Unfortunately, SAP systems are often excluded from regular security solutions, as is the case when it comes to Threat Intelligence solutions. One of the reasons is the fundamentally different technology used by the software manufacturer from Walldorf, and historically SAP systems have been separated from the rest of the IT – which often means that the security department is not familiar with the specifics of the technology, let alone able to detect attacks.
SAP security is becoming increasingly important
In recent years, this has changed significantly and the importance of securing SAP systems is now widely recognized. It is worth taking a closer look at the term “Threat Intelligence” in this context. In reality, attacks are often orchestrated and prepared long in advance. If you want to use an analogy: Hacker attacks rarely resemble the classic bank robbery, where a masked robber waves a pistol and leaves the bank with a bag full of money after only a few minutes. A more fitting comparison would be a film like “Oceans Eleven”, in which sophisticated preparation precedes the actual clou.

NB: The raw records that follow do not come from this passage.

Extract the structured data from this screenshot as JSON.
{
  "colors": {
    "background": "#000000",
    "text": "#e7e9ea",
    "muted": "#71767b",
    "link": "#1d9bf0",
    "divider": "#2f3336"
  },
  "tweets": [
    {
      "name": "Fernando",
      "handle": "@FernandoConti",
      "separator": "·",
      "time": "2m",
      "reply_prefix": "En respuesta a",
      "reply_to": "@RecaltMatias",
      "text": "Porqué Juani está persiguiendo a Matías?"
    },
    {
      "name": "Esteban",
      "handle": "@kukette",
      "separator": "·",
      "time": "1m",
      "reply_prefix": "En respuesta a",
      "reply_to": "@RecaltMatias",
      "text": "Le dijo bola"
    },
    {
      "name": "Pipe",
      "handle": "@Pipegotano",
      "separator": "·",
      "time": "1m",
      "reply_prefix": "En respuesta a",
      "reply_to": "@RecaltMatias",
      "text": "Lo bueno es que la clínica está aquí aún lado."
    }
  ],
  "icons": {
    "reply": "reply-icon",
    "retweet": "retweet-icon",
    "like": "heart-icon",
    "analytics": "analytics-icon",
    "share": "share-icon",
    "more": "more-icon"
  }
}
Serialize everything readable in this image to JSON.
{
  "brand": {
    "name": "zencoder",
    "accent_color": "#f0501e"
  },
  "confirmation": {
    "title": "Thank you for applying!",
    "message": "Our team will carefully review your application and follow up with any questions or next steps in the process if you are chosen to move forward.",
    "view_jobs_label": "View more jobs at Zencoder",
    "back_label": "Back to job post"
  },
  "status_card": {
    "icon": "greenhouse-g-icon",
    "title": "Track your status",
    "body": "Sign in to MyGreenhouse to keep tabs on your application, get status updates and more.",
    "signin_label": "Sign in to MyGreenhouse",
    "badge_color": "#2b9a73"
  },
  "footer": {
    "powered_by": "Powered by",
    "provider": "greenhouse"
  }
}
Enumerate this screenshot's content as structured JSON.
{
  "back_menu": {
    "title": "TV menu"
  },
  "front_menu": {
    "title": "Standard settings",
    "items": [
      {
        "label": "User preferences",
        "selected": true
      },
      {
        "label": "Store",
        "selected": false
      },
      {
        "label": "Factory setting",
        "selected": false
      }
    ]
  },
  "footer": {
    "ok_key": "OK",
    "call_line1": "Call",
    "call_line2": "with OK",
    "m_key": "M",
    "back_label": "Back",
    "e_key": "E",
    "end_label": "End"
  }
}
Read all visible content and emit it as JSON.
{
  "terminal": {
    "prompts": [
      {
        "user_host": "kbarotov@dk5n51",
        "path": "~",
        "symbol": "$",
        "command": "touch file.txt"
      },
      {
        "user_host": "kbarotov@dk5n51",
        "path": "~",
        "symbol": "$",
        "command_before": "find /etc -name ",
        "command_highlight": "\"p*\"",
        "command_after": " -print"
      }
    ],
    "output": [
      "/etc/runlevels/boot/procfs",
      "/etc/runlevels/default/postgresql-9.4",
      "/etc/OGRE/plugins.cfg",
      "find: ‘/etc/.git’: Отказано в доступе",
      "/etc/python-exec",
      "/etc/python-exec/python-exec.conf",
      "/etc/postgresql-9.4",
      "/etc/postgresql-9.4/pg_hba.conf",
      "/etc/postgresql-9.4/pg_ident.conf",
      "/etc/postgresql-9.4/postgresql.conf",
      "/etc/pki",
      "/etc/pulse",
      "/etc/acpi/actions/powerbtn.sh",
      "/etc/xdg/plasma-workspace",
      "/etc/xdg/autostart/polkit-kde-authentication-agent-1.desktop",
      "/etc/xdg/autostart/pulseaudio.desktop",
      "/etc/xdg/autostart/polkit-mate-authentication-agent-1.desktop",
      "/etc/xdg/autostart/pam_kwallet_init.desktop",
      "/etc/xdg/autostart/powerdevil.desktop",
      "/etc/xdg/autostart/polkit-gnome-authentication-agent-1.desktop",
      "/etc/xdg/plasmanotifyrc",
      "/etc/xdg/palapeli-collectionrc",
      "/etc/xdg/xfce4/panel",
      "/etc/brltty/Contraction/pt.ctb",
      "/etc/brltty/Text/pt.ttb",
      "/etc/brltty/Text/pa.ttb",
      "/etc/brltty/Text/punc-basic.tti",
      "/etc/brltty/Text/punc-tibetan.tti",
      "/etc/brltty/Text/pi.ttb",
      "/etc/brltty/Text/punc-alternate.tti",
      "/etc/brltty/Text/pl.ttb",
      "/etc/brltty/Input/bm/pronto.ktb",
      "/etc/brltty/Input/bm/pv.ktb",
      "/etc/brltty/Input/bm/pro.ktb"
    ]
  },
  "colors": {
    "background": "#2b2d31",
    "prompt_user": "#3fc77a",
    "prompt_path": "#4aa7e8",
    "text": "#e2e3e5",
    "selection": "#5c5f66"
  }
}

Detect possible attacks from anomalies
In IT systems – and thus also valid for SAP landscapes – this preparation can be recognized by certain hints. If these hints are correlated with other conspicuous activities, a possible attack may be happening. The indications pointing to an attack usually do not cluster, but are rather spread among time and different log files. It is therefore not necessary to be able to evaluate the logs down to the second. More important is a correlation analysis, which detects possible threats spot on.
To be able to carry out such an analysis, two things in particular are necessary: SAP-specific knowledge to be able to detect unusual activities in the first place. Secondly, this data must be collected in the first place.
Continuous monitoring is important
For a comprehensive and seamless monitoring of SAP landscapes, a solution is required that takes over the tasks of continuous monitoring for SAP systems. Thus, all processes within the SAP systems must be continuously monitored in the background to be able to recognize conspicuous processes at any time. These processes must then be correlated with each other. This requires an SAP-specific set of rules that also continuously analyzes user behavior. Furthermore, this information must not only be forwarded to the security department or to a connected SIEM system, but it must also be prepared in such a way that it does not require SAP know-how to immediately recognize possible threats as such.
This is where SAP-specific Threat Intelligence comes into play. SAP systems are extremely complex; most SAP landscapes consist of dozens or even hundreds of individual systems. Accordingly, it is important to know all weak points within the SAP landscape. This includes system parameters, potentially unsecured interfaces or – especially in the SAP area – applications developed by customers themselves. Identifying and securing these potential vulnerabilities is a challenge not only because of the complexity of SAP systems. The settings are also highly dynamic due to ongoing changes to the system.
All SAP areas should be covered
In order to identify the weak points in the above mentioned areas at an early stage, a scanner is required which checks all areas for possible security and compliance problems. Due to the high complexity of even a single SAP system, two things should be given special attention when selecting such a vulnerability management solution: Firstly, an audit should be as comprehensive as possible. The security guidelines of SAP itself as well as the DSAG audit guidelines provide a good starting point. On the other hand, such a scanner should be integrated into the real-time monitoring as seamlessly as possible so that changes to the system can be detected early and forwarded to the responsible parties.
Accordingly, Threat Intelligence in the SAP environment consists of several steps: weak points must first be identified, the systems must be protected by hardening them and continuous monitoring must be able to detect and classify anomalies.
No context, no intelligence
For Threat Intelligence to work in an SAP context, it is crucial that these separate steps are placed in an application-specific context. It is not enough to maintain a database of standardized vulnerabilities in an SAP system. Instead, this data must be correlated with each other, taking into account the approach used by attackers.
When selecting such a solution, two criteria should be in the foreground. For the identification and elimination of vulnerabilities, a comprehensive catalog of checks should be available, based on established standards. For the analysis of activities, in turn, an intelligent correlation solution is more important than a solution that promises an evaluation of log files accurate to the second. In other words, it is smarter to pull out the needle in a haystack with a magnet than to operate a database that examines each blade of grass separately.